Stored data entries:
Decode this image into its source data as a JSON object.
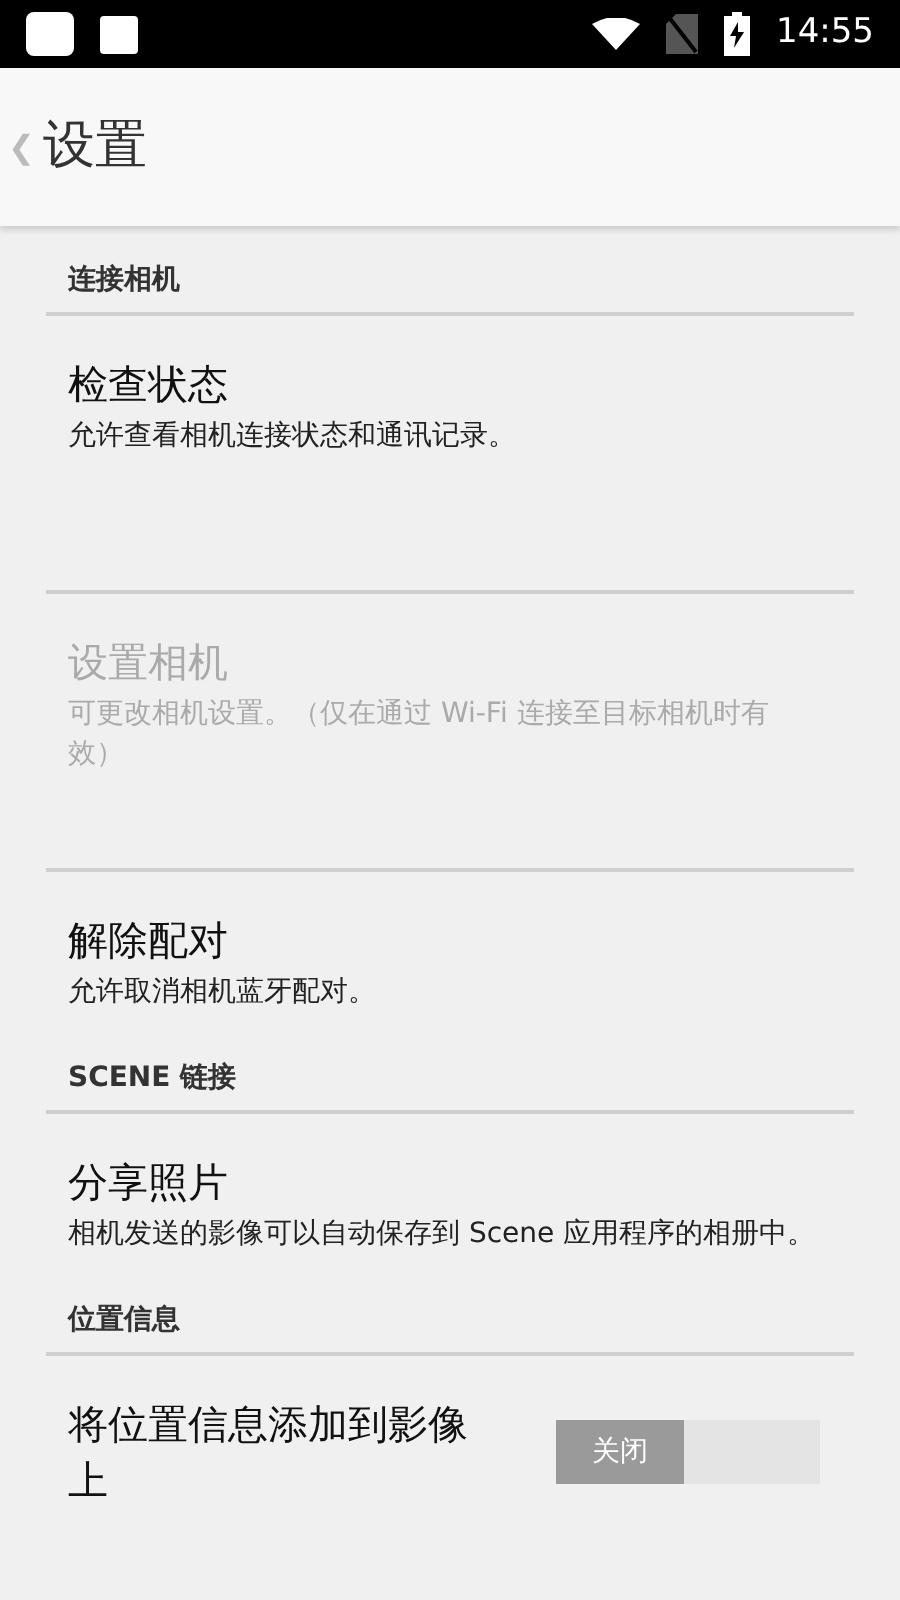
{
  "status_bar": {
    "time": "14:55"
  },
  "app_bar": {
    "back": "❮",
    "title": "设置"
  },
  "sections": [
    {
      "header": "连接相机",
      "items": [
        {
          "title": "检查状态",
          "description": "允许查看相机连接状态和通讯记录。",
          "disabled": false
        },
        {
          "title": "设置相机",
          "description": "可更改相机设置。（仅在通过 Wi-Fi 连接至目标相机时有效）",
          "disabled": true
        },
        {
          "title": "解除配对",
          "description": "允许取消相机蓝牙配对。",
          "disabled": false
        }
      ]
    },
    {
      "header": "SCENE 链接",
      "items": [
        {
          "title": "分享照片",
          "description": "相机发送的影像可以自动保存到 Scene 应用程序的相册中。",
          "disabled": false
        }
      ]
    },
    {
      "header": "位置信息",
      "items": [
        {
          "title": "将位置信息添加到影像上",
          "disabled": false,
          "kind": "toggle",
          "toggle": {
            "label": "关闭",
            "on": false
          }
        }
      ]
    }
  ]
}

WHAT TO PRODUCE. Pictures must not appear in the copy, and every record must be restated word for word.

RESPONSE TO THIS EXERCISE.
Decode this image into its source data as a JSON object.
{
  "status_bar": {
    "time": "14:55"
  },
  "app_bar": {
    "back": "❮",
    "title": "设置"
  },
  "sections": [
    {
      "header": "连接相机",
      "items": [
        {
          "title": "检查状态",
          "description": "允许查看相机连接状态和通讯记录。",
          "disabled": false
        },
        {
          "title": "设置相机",
          "description": "可更改相机设置。（仅在通过 Wi-Fi 连接至目标相机时有效）",
          "disabled": true
        },
        {
          "title": "解除配对",
          "description": "允许取消相机蓝牙配对。",
          "disabled": false
        }
      ]
    },
    {
      "header": "SCENE 链接",
      "items": [
        {
          "title": "分享照片",
          "description": "相机发送的影像可以自动保存到 Scene 应用程序的相册中。",
          "disabled": false
        }
      ]
    },
    {
      "header": "位置信息",
      "items": [
        {
          "title": "将位置信息添加到影像上",
          "disabled": false,
          "kind": "toggle",
          "toggle": {
            "label": "关闭",
            "on": false
          }
        }
      ]
    }
  ]
}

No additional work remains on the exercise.